“There’s a lot of negotiating going on right now—not just at GM, but Ford and Chrysler as well,” says Laurie Harbour-Felax, a manufacturing consultant who is president of Harbour-Felax Group in suburban Detroit. “They need to get their … labor agreements to be as competitive as possible.”
A similar plant-by-plant cost-cutting program launched last year by Ford could generate more than $600 million in annual savings. An agreement signed last year at just one plant—Ford’s Rouge assembly plant in
A GM source confirmed True North’s existence, but declined to give an on-the-record interview. Lordstown appears to be a test site in part because it produces small cars—a product segment that has not been profitable for the

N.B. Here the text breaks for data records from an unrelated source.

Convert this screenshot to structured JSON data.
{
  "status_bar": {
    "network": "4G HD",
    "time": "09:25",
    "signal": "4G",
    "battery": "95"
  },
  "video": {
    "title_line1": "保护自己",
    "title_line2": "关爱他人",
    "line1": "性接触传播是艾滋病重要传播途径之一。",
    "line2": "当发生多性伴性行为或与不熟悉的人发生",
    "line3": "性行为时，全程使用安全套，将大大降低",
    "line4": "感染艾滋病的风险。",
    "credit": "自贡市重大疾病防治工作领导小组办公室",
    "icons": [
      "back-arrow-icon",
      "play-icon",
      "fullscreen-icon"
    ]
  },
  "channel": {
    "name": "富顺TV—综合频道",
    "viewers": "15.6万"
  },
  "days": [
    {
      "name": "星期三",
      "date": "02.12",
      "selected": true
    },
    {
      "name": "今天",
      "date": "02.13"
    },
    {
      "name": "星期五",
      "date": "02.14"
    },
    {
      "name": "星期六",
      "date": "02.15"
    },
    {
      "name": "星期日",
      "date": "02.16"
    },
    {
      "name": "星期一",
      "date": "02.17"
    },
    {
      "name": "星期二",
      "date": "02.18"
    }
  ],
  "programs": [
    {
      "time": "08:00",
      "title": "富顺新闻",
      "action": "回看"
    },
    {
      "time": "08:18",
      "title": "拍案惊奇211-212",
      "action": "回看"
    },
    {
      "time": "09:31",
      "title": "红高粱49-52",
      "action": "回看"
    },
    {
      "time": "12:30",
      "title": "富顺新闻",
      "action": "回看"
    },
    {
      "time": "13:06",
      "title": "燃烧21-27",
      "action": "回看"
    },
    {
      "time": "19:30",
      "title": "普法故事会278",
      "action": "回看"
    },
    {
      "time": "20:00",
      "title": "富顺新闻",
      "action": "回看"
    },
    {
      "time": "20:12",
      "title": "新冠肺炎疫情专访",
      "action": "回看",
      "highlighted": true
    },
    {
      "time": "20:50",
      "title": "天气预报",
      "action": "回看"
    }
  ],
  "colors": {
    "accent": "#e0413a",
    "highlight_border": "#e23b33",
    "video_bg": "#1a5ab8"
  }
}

UAW Local 1112, which represents about 2,600 workers at the Lordstown assembly plant, already has accepted some changes on behalf of some members who make headliners for Lear Corp. The Lear workers accepted a five-year pay freeze and eased work rules, and agreed to $12 weekly benefit co-pays.

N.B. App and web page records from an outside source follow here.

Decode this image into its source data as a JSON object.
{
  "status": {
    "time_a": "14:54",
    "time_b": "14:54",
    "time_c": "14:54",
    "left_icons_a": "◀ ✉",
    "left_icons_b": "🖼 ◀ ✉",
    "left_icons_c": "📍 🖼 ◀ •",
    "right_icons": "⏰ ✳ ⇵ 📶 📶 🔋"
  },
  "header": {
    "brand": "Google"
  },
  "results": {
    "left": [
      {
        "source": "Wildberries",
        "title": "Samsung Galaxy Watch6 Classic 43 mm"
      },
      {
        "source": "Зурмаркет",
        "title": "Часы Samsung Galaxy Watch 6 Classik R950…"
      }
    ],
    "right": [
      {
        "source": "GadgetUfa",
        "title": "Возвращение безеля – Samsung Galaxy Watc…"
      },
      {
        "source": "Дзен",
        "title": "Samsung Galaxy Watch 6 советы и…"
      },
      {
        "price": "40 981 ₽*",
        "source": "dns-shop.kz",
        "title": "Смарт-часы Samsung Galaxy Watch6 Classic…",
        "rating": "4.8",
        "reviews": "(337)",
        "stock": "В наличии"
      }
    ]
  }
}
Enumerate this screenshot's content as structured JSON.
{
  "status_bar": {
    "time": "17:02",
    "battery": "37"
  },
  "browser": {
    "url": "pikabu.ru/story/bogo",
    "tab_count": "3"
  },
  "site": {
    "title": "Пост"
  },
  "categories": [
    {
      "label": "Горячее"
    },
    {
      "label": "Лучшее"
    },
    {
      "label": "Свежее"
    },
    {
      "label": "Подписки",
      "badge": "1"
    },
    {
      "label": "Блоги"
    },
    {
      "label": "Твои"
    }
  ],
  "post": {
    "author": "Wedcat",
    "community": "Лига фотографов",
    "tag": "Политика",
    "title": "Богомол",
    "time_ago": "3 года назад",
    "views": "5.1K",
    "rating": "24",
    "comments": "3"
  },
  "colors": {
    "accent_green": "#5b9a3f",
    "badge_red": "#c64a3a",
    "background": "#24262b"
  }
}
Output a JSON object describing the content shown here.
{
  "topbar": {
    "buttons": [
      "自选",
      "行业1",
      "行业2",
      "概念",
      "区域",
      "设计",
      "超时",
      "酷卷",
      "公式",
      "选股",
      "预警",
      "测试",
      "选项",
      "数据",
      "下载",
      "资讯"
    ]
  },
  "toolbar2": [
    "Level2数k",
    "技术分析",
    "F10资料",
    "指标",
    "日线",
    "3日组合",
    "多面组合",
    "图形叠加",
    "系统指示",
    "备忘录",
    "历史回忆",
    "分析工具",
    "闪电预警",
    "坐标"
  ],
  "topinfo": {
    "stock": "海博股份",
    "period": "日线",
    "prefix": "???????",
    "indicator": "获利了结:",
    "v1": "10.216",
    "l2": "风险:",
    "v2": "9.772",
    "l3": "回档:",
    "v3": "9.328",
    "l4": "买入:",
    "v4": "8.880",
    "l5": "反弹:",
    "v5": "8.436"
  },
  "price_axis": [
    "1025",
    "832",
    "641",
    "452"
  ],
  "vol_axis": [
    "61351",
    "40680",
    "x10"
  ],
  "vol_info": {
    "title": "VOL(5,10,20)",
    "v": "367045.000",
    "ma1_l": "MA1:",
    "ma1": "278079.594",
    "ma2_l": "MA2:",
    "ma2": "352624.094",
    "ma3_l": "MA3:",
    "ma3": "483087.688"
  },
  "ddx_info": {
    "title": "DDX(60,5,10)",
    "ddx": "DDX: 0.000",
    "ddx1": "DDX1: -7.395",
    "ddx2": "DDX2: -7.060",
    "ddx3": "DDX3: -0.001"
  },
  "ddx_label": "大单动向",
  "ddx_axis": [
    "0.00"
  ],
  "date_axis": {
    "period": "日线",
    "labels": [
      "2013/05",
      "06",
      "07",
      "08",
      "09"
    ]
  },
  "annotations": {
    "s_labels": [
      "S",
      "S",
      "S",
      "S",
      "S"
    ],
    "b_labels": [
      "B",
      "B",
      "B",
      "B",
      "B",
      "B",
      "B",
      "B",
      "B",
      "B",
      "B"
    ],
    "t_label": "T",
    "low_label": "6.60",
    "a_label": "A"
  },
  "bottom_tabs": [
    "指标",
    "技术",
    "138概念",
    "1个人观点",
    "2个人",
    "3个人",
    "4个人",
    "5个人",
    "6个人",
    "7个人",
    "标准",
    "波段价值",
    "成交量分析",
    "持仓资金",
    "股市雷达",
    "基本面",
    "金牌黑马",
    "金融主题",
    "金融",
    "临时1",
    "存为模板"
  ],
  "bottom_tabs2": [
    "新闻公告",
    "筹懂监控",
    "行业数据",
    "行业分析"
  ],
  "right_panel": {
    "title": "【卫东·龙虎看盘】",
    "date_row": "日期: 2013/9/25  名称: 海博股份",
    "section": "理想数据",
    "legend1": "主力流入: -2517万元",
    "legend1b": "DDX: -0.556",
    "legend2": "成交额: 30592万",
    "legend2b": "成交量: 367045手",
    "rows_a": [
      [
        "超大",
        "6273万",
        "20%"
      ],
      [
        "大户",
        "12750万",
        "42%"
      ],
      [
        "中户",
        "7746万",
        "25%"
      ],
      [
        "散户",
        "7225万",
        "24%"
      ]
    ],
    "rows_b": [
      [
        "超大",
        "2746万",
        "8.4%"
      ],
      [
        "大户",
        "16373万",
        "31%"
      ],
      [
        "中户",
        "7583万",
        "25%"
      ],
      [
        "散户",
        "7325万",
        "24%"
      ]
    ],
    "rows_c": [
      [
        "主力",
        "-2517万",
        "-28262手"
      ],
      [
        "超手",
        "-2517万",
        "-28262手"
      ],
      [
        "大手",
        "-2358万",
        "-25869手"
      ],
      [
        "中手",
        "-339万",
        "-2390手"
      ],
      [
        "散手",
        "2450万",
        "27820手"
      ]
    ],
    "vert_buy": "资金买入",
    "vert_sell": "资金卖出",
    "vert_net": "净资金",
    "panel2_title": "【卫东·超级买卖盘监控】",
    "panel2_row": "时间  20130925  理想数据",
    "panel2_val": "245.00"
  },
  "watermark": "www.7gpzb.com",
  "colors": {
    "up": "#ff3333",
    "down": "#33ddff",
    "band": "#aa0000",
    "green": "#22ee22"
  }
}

Those workers also agreed that skilled-trades workers would assume additional duties, such as sweeping the floors, without any change in pay.
But Rich Rankin, Local 1112’s Lear shop chairman, says he still is worried that Lordstown might lose the next-generation Cobalt.
“Everybody is very nervous and on edge,” Rankin says. “We’re just fed up. We keep giving and giving with no guarantees.”
Other plants face similar cuts. At the
GM wants to shift about 20 percent of the work now performed by UAW members to outside contractors, says Jeff Manning, president of UAW Local 31. That would affect about 500 of the plant’s 2,500 union jobs, he said.
Outside workers would assemble doors, wheels and engines. Outsiders also would operate forklifts and handle janitorial jobs.
In exchange for the loss of those high-paying jobs,
Manning says the rank and file might not approve True North unless GM management shares the financial sacrifice. “It’s going to be tough,” he says. “It’d be far easier if management shared in the $54 million.”
GM has been cagey about its future plans for each assembly plant. Even if workers at Fairfax and Lordstown embrace True North, GM is not guaranteeing that those plants will stay open, union officials say.
GM has not threatened to shut Lordstown if the plant’s hourly workers refuse to budge. But UAW leaders know they’re in a predicament.
“They’re asking us to come up with these new work rules, but with no guarantee of a product,” says Dave Green, president of UAW 1714, which represents Lordstown’s stamping plant. “That’s one of the sticking points. Everybody is on pins and needles.”
Filed by Jamie LaReau and Dave Barkholz of Automotive News, a sister publication of Workforce Management. To comment, e-mail firstname.lastname@example.org.